Once you’ve accepted the challenge of becoming a limo business owner, you can take the next steps.
- Investigate the regulations pertaining to opening a limo business in the state you wish to operate in. There will always be rules regarding the licensing and establishment of a commercial enterprise, including proof of insurance, zoning rules and tax liabilities. The more you know about creating a limo business plan and how you will turn a profit, the better off you will be at start-up.
- Make sure you understand your specific insurance needs for both your limo business and your vehicle. Don’t assume you are covered under your personal vehicle policy, and in any case, you should keep your business separate from your personal expenses. You will need liability and physical damage/collision coverages, with limits to adequately cover you if the worst should happen. An experienced, reliable passenger transportation insurer like LimoDirect can give you the peace of mind you need to concentrate on getting yourself established as a successful limo business.
- Does the state you intend to register your limo business in require a Chauffeur’s License? Not every state does, but there may still be some restrictions to driving a vehicle for hire.

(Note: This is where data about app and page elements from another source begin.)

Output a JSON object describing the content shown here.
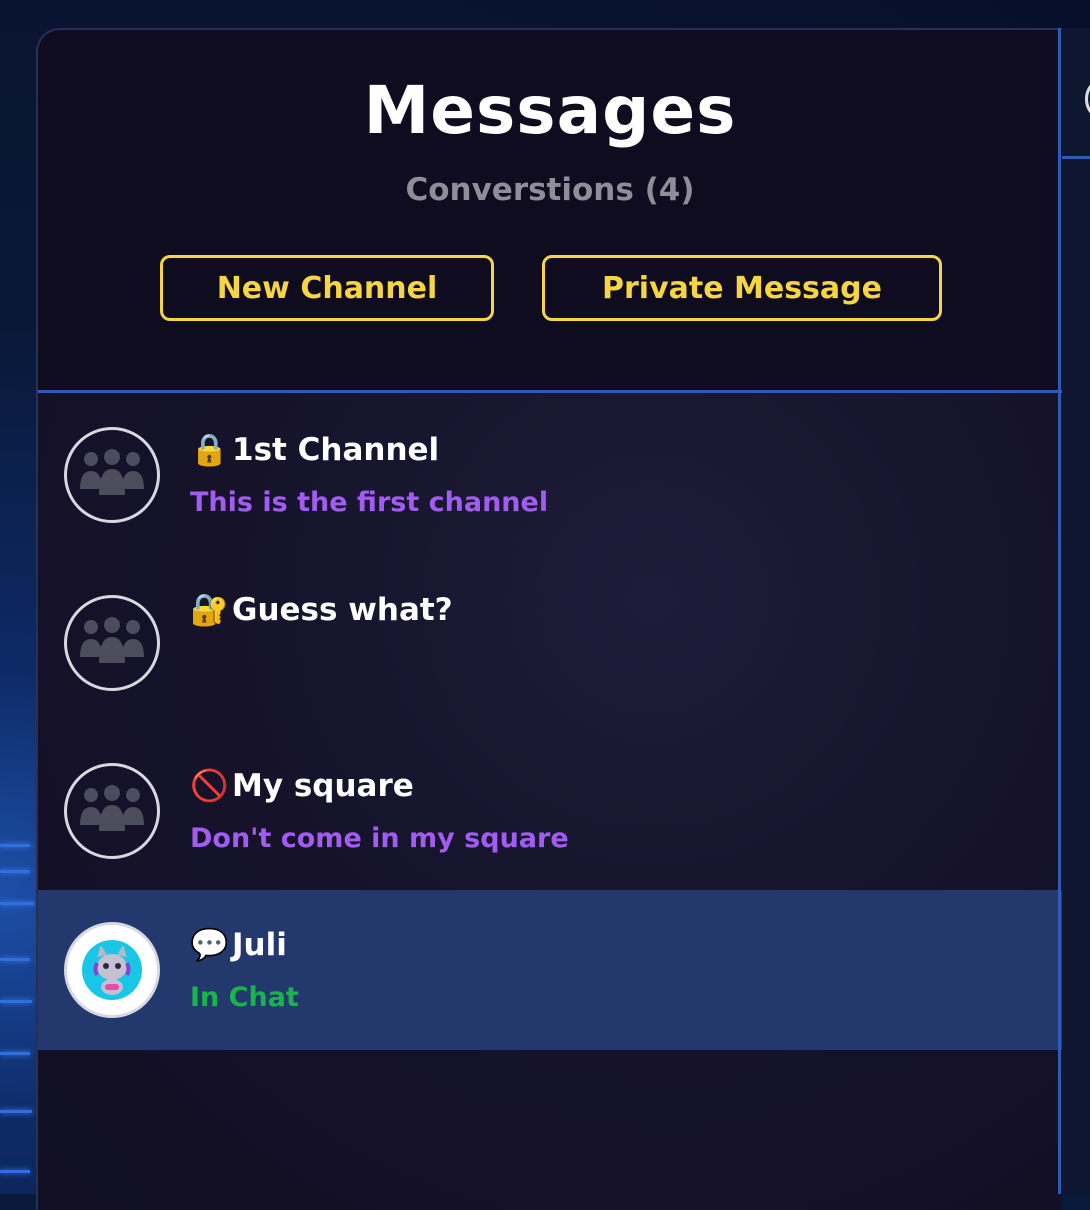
{
  "header": {
    "title": "Messages",
    "subtitle": "Converstions (4)",
    "new_channel_label": "New Channel",
    "private_message_label": "Private Message"
  },
  "conversations": [
    {
      "icon": "lock-icon",
      "glyph": "🔒",
      "name": "1st Channel",
      "subtitle": "This is the first channel",
      "subtitle_color": "#a35cf2",
      "avatar": "group-icon"
    },
    {
      "icon": "lock-with-key-icon",
      "glyph": "🔐",
      "name": "Guess what?",
      "subtitle": "",
      "subtitle_color": "#a35cf2",
      "avatar": "group-icon"
    },
    {
      "icon": "prohibited-icon",
      "glyph": "🚫",
      "name": "My square",
      "subtitle": "Don't come in my square",
      "subtitle_color": "#a35cf2",
      "avatar": "group-icon"
    },
    {
      "icon": "speech-bubble-icon",
      "glyph": "💬",
      "name": "Juli",
      "subtitle": "In Chat",
      "subtitle_color": "#18b54a",
      "avatar": "cat-avatar-icon",
      "selected": true
    }
  ],
  "colors": {
    "accent": "#f5d541",
    "divider": "#2d5bb5",
    "selected_row": "#23396e"
  }
}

Some states may have age restrictions, others will add an endorsement to your regular license, and others may require background checks. The Federal Motor Carrier Safety Administration (FMCSA) specifies that drivers of vehicles with sixteen or more passengers, including the driver, must have a Commercial Driver’s License with a passenger (P) endorsement. Knowing this information upfront will save you time and money.
- Do the necessary research. What is your market? What competition is already operating in the area you want to be in? Will you prefer to “specialize,” such as weddings, proms and graduations, airport transfers, concerts, sporting events or funeral services, or do you want to be available for any type of trip? Your best bet is to operate and market your services in proximity to larger communities with corporate parks and industries rather than in rural areas. Take some practice runs to familiarize yourself with the surrounding areas, its traffic and alternate routes.

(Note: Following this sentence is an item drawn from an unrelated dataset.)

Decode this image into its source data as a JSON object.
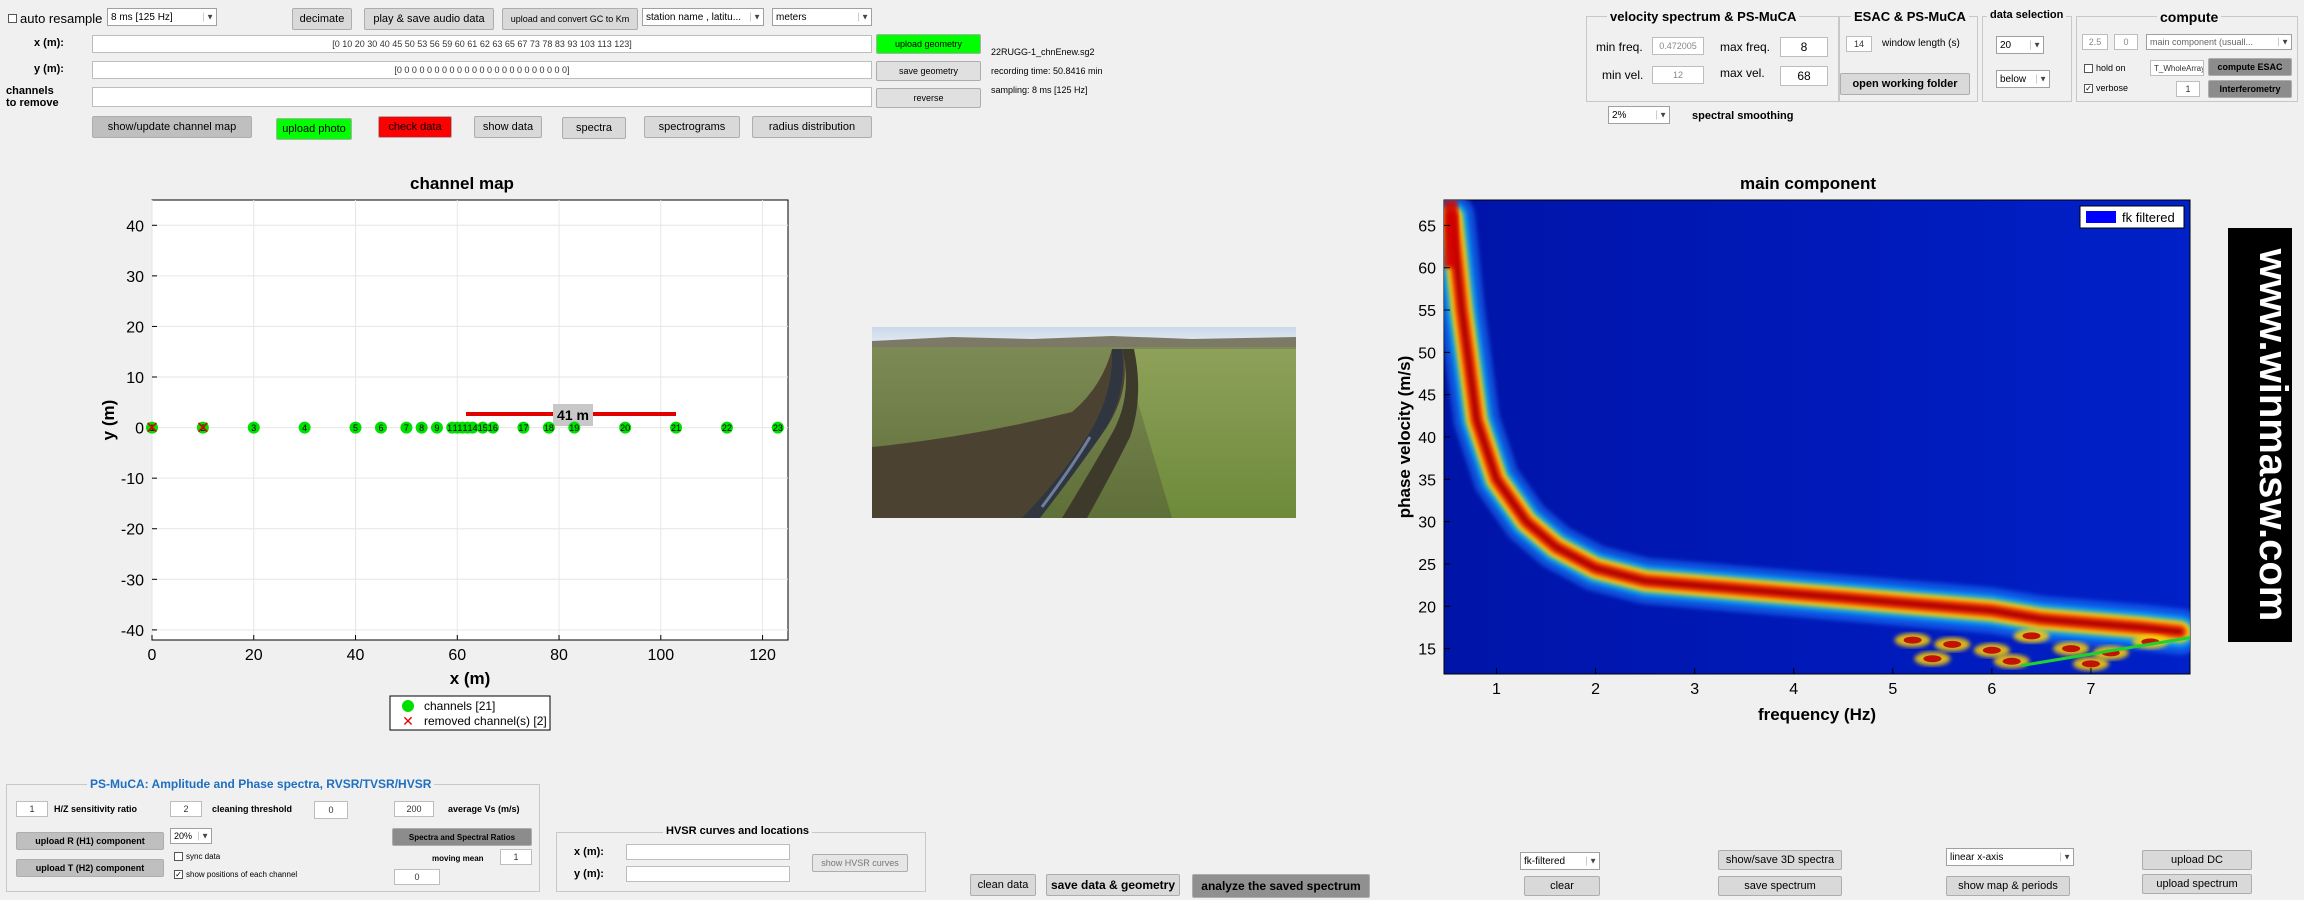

- Unless you intend to only be a broker, purchase a vehicle. The cost to set up, including the purchase of a vehicle, can be in the $50,000 to $100,000 range. It’s not an inexpensive proposition, so make sure you’re committed to your goals.
- Plan to market your business using ads, mailings, business cards and the internet. Network through state and national limousine association conventions and memberships. Be creative in your approach to your business. Develop relationships with clubs, restaurants, hotels, local theatre, concert venues, year-round activities where people like to get dressed up for a day or night on the town. Suggest a “package” of limo-and-a-meal or limo-and-a-ticket promotions. The more people on your side, the more successful your business will be.

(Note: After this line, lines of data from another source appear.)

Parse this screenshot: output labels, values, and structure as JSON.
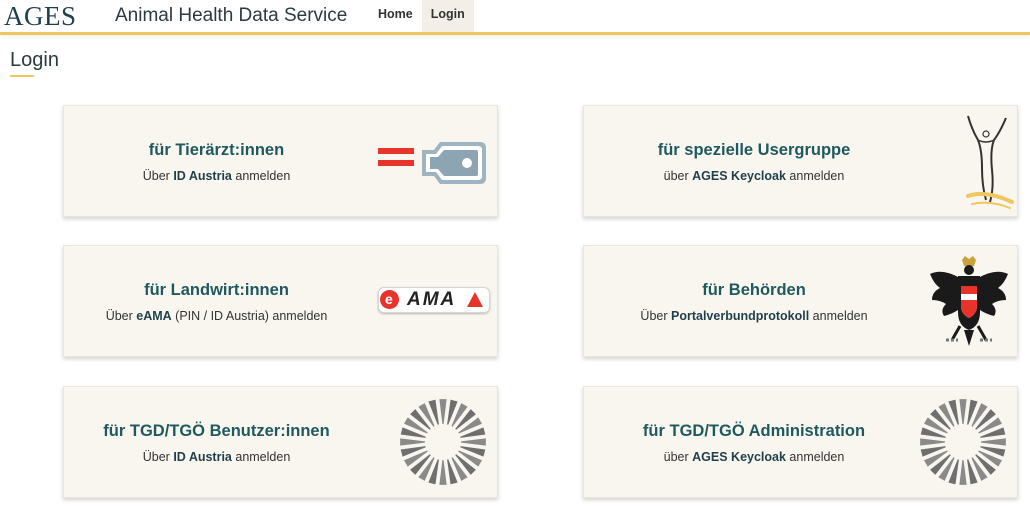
{
  "header": {
    "logo_text": "AGES",
    "app_title": "Animal Health Data Service",
    "nav": [
      {
        "label": "Home"
      },
      {
        "label": "Login"
      }
    ]
  },
  "page": {
    "title": "Login"
  },
  "cards": [
    {
      "title": "für Tierärzt:innen",
      "sub_pre": "Über ",
      "sub_bold": "ID Austria",
      "sub_post": " anmelden",
      "icon": "id-austria-key-icon"
    },
    {
      "title": "für spezielle Usergruppe",
      "sub_pre": "über ",
      "sub_bold": "AGES Keycloak",
      "sub_post": " anmelden",
      "icon": "keycloak-figure-icon"
    },
    {
      "title": "für Landwirt:innen",
      "sub_pre": "Über ",
      "sub_bold": "eAMA",
      "sub_post": " (PIN / ID Austria) anmelden",
      "icon": "eama-logo-icon",
      "icon_text": "AMA"
    },
    {
      "title": "für Behörden",
      "sub_pre": "Über ",
      "sub_bold": "Portalverbundprotokoll",
      "sub_post": " anmelden",
      "icon": "austrian-eagle-icon"
    },
    {
      "title": "für TGD/TGÖ Benutzer:innen",
      "sub_pre": "Über ",
      "sub_bold": "ID Austria",
      "sub_post": " anmelden",
      "icon": "sunburst-icon"
    },
    {
      "title": "für TGD/TGÖ Administration",
      "sub_pre": "über ",
      "sub_bold": "AGES Keycloak",
      "sub_post": " anmelden",
      "icon": "sunburst-icon"
    }
  ],
  "colors": {
    "accent": "#f0c75e",
    "card_bg": "#f9f6f0",
    "title_teal": "#1f5960",
    "austria_red": "#e8332a"
  }
}
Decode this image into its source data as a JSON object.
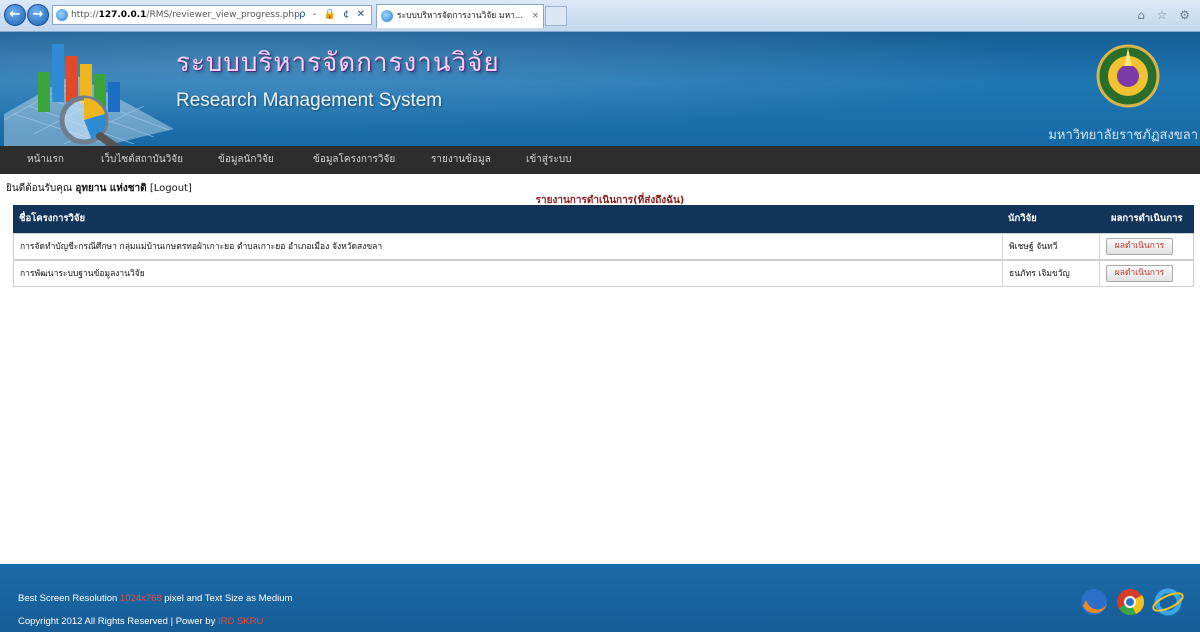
{
  "browser": {
    "url_prefix": "http://",
    "url_host": "127.0.0.1",
    "url_path": "/RMS/reviewer_view_progress.php",
    "url_tools": "ρ - 🔒 ¢ ✕",
    "tab_title": "ระบบบริหารจัดการงานวิจัย มหา...",
    "tab_close": "×",
    "back_label": "←",
    "forward_label": "→",
    "right_tools": "⌂ ☆ ⚙"
  },
  "header": {
    "title_th": "ระบบบริหารจัดการงานวิจัย",
    "title_en": "Research Management System",
    "university": "มหาวิทยาลัยราชภัฏสงขลา"
  },
  "nav": {
    "items": [
      {
        "label": "หน้าแรก"
      },
      {
        "label": "เว็บไซต์สถาบันวิจัย"
      },
      {
        "label": "ข้อมูลนักวิจัย"
      },
      {
        "label": "ข้อมูลโครงการวิจัย"
      },
      {
        "label": "รายงานข้อมูล"
      },
      {
        "label": "เข้าสู่ระบบ"
      }
    ]
  },
  "welcome": {
    "prefix": "ยินดีต้อนรับคุณ",
    "user": "อุทยาน แห่งชาติ",
    "logout": "[Logout]"
  },
  "report": {
    "title": "รายงานการดำเนินการ(ที่ส่งถึงฉัน)",
    "columns": {
      "project": "ชื่อโครงการวิจัย",
      "researcher": "นักวิจัย",
      "result": "ผลการดำเนินการ"
    },
    "rows": [
      {
        "project": "การจัดทำบัญชีะกรณีศึกษา กลุ่มแม่บ้านเกษตรทอผ้าเกาะยอ ตำบลเกาะยอ อำเภอเมือง จังหวัดสงขลา",
        "researcher": "พิเชษฐ์ จันทวี",
        "action": "ผลดำเนินการ"
      },
      {
        "project": "การพัฒนาระบบฐานข้อมูลงานวิจัย",
        "researcher": "ธนภัทร เจิมขวัญ",
        "action": "ผลดำเนินการ"
      }
    ]
  },
  "footer": {
    "line1_prefix": "Best Screen Resolution",
    "line1_highlight": "1024x768",
    "line1_suffix": "pixel and Text Size as Medium",
    "line2_prefix": "Copyright 2012 All Rights Reserved | Power by",
    "line2_highlight": "IRD SKRU"
  },
  "colors": {
    "header_blue": "#1f76b4",
    "nav_dark": "#2d2d2d",
    "table_head": "#13345a",
    "report_title": "#8a1d1d",
    "button_text": "#c0392b",
    "footer_blue": "#1b6aa8"
  },
  "icons": [
    "back-icon",
    "forward-icon",
    "ie-icon",
    "home-icon",
    "star-icon",
    "gear-icon",
    "seal-icon",
    "firefox-icon",
    "chrome-icon",
    "ie8-icon"
  ]
}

- Be familiar with your vehicle. Read the owner’s manual and know how to do some simple mechanical maintenance, change a tire, fill the fluids and do a minor repair on the road if necessary.
Nothing successful or worthwhile is ever easy. It takes knowledge, ambition, the right attitude and a lot of hard work to make a business flourish. Good luck and drive safely!
If you would like to speak with a limo insurance specialist about starting your own limo business, call 800-782-8902 x3042, visit our website www.limoinsurancedirect.com or send an email to firstname.lastname@example.org.
- http://www.sba.gov – The Official Business Link to the U.S. Government. The site has lots of information for start-ups.
- http://smallbusiness.findlaw.com/business-laws-regulations/business-regulations/ – Another site with links for limo business start-ups.
- http://www.irs.gov/businesses/small/article/0,,id=99021,00.html – An IRS site with links to every state government.
- http://www.dmv-department-of-motor-vehicles.com/ – Provides links to every state and the District of Columbia to DMV.
- http://www.inc.com/guides/201105/10-tips-on-how-to-research-your-competition.html – From Inc. Magazine on researching your competition.
- http://www.sba.gov/content/conducting-market-research – Another SBA site which offers advice on researching markets.